Lawmakers side with business over environment
Steuben County residents opposed to a proposed 4,800-animal hog farm learned this month that the Indiana Department of Environmental Management has given the go-ahead to the operation, which will be located less than three miles from one of the county’s 101 natural lakes. While Indiana’s lax environmental oversight offered little hope the permit would be denied, legislation moving through the General Assembly will make it even easier to operate a concentrated animal feeding operation.
Senate Bill 186, approved by 40-8 vote, would make it harder for local governments, state regulators and citizens to oppose giant CAFO operations such as the Steuben County site. The rights of ordinary citizens and property owners would become secondary to farm owners’ rights.
Keith Werner, the third-generation farmer who has proposed the Angola project, might well have met the state’s standards for establishing the pig farm. But what about the rights of longtime Steuben County residents concerned about the threat it might present to nearby lakes and to the air quality? What about the rights of business owners who depend on visitors to Steuben County lakes?
In the push to accommodate agricultural operations, the General Assembly needs to balance the interests of all Hoosiers in setting policy. Environmental problems are easier and less costly to avoid than they are to fix.
Valparaiso school gamble goes belly up
The best elected officials understand that strong schools are a community asset. Valparaiso Mayor Jon Costas hoped to take it a step further, pitching a program that would bring Chinese students to Valparaiso High School for a year to improve their chances for admission to an American university. The outcry from residents, however, prompted the mayor and his partners to withdraw their plan.
The Valparaiso Community School Board late last month approved an agreement with Lumenus USA Institute for Global Citizenship, a for-profit company co-founded by the mayor, to bring up to 30 Chinese students to join the Valparaiso class of 2015. Superintendent Michael Berta said the program was an opportunity to provide what the international students were seeking and the opportunities are limitless for us.
The students, who would have paid $40,000 to $50,000 for a year’s tuition, would have been eligible to participate in all school activities and compete for positions in everything but sports.
Many Valparaiso residents, however, were outraged by the proposal.
Pompous, self-interested commerce masquerading as progressive, global virtue, wrote resident David Rutter in a column published in the Post-Tribune.

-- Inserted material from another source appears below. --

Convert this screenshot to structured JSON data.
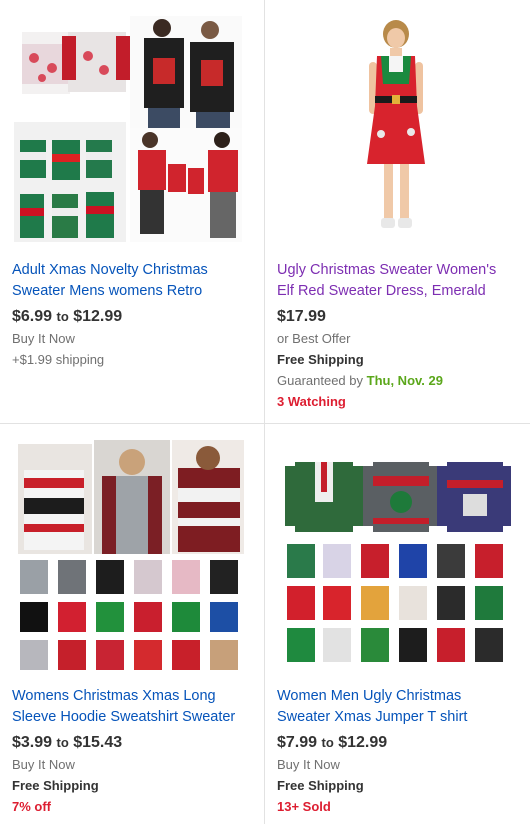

At a school board meeting last week, Valparaiso resident Christopher Pupillo asked why the public wasn’t asked for input on the proposal and why the board members had not asked more detailed questions about it, as the Portage Community Schools Board had when Lumenus approached it with the plan.
Pupillo said the A-rated Valparaiso school already has cultural diversity but also has 600 students per guidance counselor. He said overburdened teachers would have more work assisting the exchange students.

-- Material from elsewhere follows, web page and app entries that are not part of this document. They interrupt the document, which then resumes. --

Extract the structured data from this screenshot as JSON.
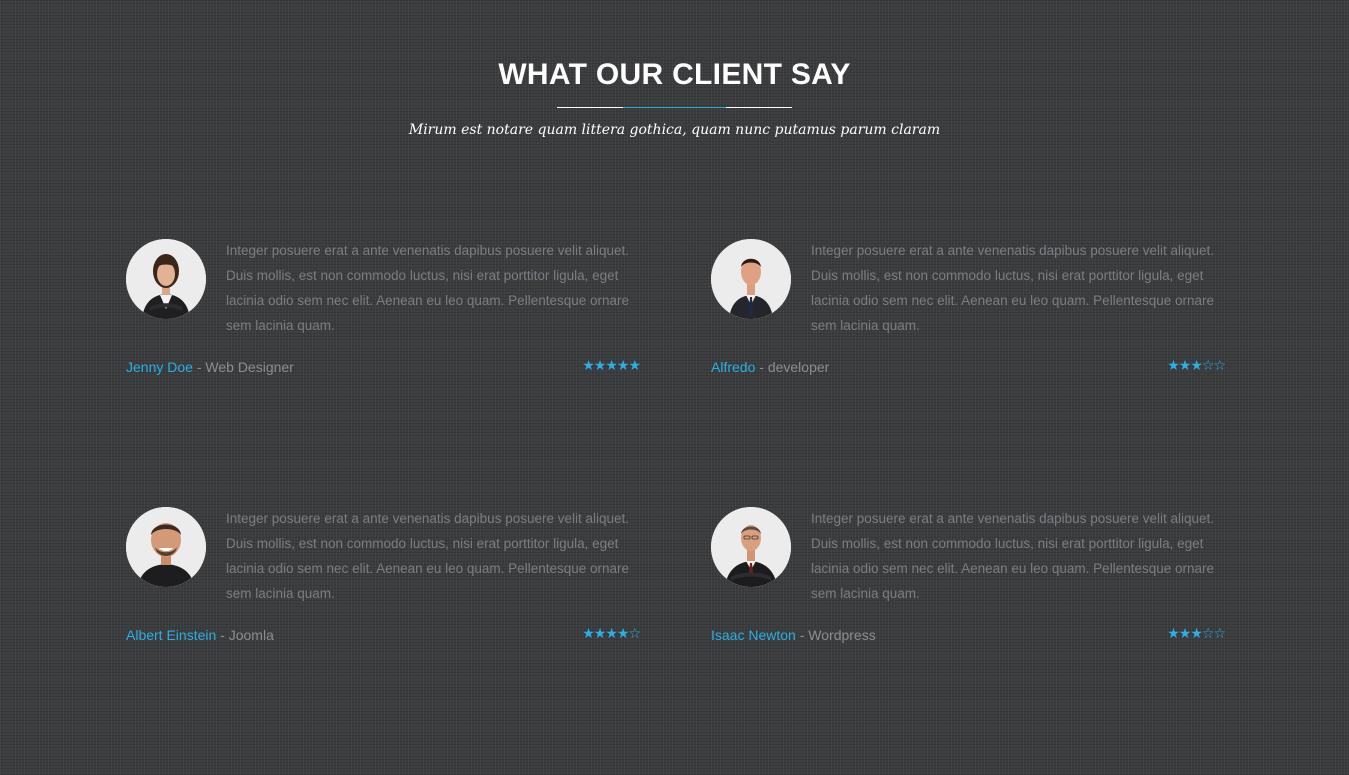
{
  "header": {
    "title": "WHAT OUR CLIENT SAY",
    "subtitle": "Mirum est notare quam littera gothica, quam nunc putamus parum claram"
  },
  "colors": {
    "accent": "#2ab0e4",
    "background": "#3b3c3e",
    "body_text": "#7a7e84"
  },
  "testimonials": [
    {
      "quote": "Integer posuere erat a ante venenatis dapibus posuere velit aliquet. Duis mollis, est non commodo luctus, nisi erat porttitor ligula, eget lacinia odio sem nec elit. Aenean eu leo quam. Pellentesque ornare sem lacinia quam.",
      "name": "Jenny Doe",
      "separator": " - ",
      "role": "Web Designer",
      "rating": 5,
      "rating_max": 5,
      "stars": "★★★★★",
      "avatar_icon": "businesswoman-avatar-icon"
    },
    {
      "quote": "Integer posuere erat a ante venenatis dapibus posuere velit aliquet. Duis mollis, est non commodo luctus, nisi erat porttitor ligula, eget lacinia odio sem nec elit. Aenean eu leo quam. Pellentesque ornare sem lacinia quam.",
      "name": "Alfredo",
      "separator": " - ",
      "role": "developer",
      "rating": 3,
      "rating_max": 5,
      "stars": "★★★☆☆",
      "avatar_icon": "businessman-suit-avatar-icon"
    },
    {
      "quote": "Integer posuere erat a ante venenatis dapibus posuere velit aliquet. Duis mollis, est non commodo luctus, nisi erat porttitor ligula, eget lacinia odio sem nec elit. Aenean eu leo quam. Pellentesque ornare sem lacinia quam.",
      "name": "Albert Einstein",
      "separator": " - ",
      "role": "Joomla",
      "rating": 4,
      "rating_max": 5,
      "stars": "★★★★☆",
      "avatar_icon": "smiling-man-avatar-icon"
    },
    {
      "quote": "Integer posuere erat a ante venenatis dapibus posuere velit aliquet. Duis mollis, est non commodo luctus, nisi erat porttitor ligula, eget lacinia odio sem nec elit. Aenean eu leo quam. Pellentesque ornare sem lacinia quam.",
      "name": "Isaac Newton",
      "separator": " - ",
      "role": "Wordpress",
      "rating": 3,
      "rating_max": 5,
      "stars": "★★★☆☆",
      "avatar_icon": "older-businessman-avatar-icon"
    }
  ]
}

More than 250 people attended the school board meeting, most of them to protest the Lumenus program.
The website for the Lumenus Institute, interestingly, promotes Valparaiso’s quality of life and includes some odd links for community resources – the Blue Chip and Four Winds casinos.